In our brief conversation, he finds time to question the use of the word “pandemic” to describe Covid, suggesting instead “mass hysteria or a series of stupidities and mistakes, which if nothing else reflect absolutely terribly on science”.
He then moves on to his avoidance of politics. “If it was honestly about solving societal problems, I’d be all for it.” Rather, he says, politics is about “power and corruption, narcissism and insanity, incompetence, stupidity, dishonesty … the list goes on. What would happen if every time a politician told a lie, a demonstrable lie, they had to retire from politics? Leave the playing field permanently and go and, say, work in a charity, like Profumo did. How many would there be left?”

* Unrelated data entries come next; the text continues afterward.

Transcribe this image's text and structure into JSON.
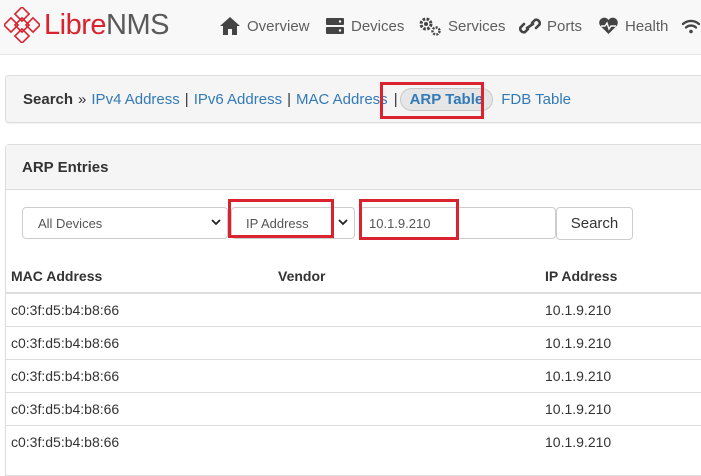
{
  "brand": {
    "part1": "Libre",
    "part2": "NMS",
    "color_red": "#d9232e",
    "color_gray": "#5a5a5a"
  },
  "nav": {
    "overview": {
      "label": "Overview",
      "icon": "home-icon"
    },
    "devices": {
      "label": "Devices",
      "icon": "server-icon"
    },
    "services": {
      "label": "Services",
      "icon": "cogs-icon"
    },
    "ports": {
      "label": "Ports",
      "icon": "link-icon"
    },
    "health": {
      "label": "Health",
      "icon": "heartbeat-icon"
    },
    "wireless": {
      "icon": "wifi-icon"
    }
  },
  "breadcrumb": {
    "title": "Search",
    "separator": "»",
    "pipe": "|",
    "ipv4": "IPv4 Address",
    "ipv6": "IPv6 Address",
    "mac": "MAC Address",
    "arp": "ARP Table",
    "fdb": "FDB Table"
  },
  "panel": {
    "title": "ARP Entries"
  },
  "filters": {
    "device": "All Devices",
    "search_by": "IP Address",
    "query": "10.1.9.210",
    "search_button": "Search"
  },
  "table": {
    "headers": {
      "mac": "MAC Address",
      "vendor": "Vendor",
      "ip": "IP Address"
    },
    "rows": [
      {
        "mac": "c0:3f:d5:b4:b8:66",
        "vendor": "",
        "ip": "10.1.9.210"
      },
      {
        "mac": "c0:3f:d5:b4:b8:66",
        "vendor": "",
        "ip": "10.1.9.210"
      },
      {
        "mac": "c0:3f:d5:b4:b8:66",
        "vendor": "",
        "ip": "10.1.9.210"
      },
      {
        "mac": "c0:3f:d5:b4:b8:66",
        "vendor": "",
        "ip": "10.1.9.210"
      },
      {
        "mac": "c0:3f:d5:b4:b8:66",
        "vendor": "",
        "ip": "10.1.9.210"
      }
    ]
  },
  "colors": {
    "link": "#337ab7",
    "highlight": "#d9232e"
  }
}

Sands’ disappearance, and the recent arrival of a granddaughter, have galvanised him. “I’ll be 70 in December,” he says. “Do I have a day, a month, a year, 10 years? No idea. Time seems even more capricious than when I had my own children. You miss so much; it goes so fast.” But he has no desire to leave a lasting mark. “I don’t really care to have a legacy or history.”
Nor, he says, is he bothered about the reception he receives now. He eagerly discusses the recent case of a German ballet director who smeared dog faeces on the face of a critic in revenge for a negative review.
“I think it’s terrible! To attempt to silence critics or even interact with them about their critique is a violation. Toughen up! It’s a mistake by those in the public eye to think that when you enter the public square it’s all going to be tropical drinks on the veranda and bouquets of flowers.”
Malkovich knows of what he speaks. In his 2017 show The Music Critic, he plays a vile reviewer who denounces the work of Beethoven, Chopin and Prokofiev – before musicians exact their revenge. One write-up of the show was so poor that it made him “roll off the banquette in my home laughing so hard I was crying”.
The model of stoicism in this regard, he says, was Harold Pinter: “When The Caretaker opened in Düsseldorf, he took 54 curtain calls, all to boos.” Malkovich and Sands worked frequently with Pinter and loved reminiscing about the man. “He was such a terrific storyteller, Jules, and so, so funny. Since the day we met, I could talk to him about anything, and he could talk to me about anything…” He loses his train, then jolts himself back to the room. “But that’s the thing – you can’t do anything about it. Could I have envisaged Jules at 80?” He looks at the ground and his voice trails away. “I don’t know.”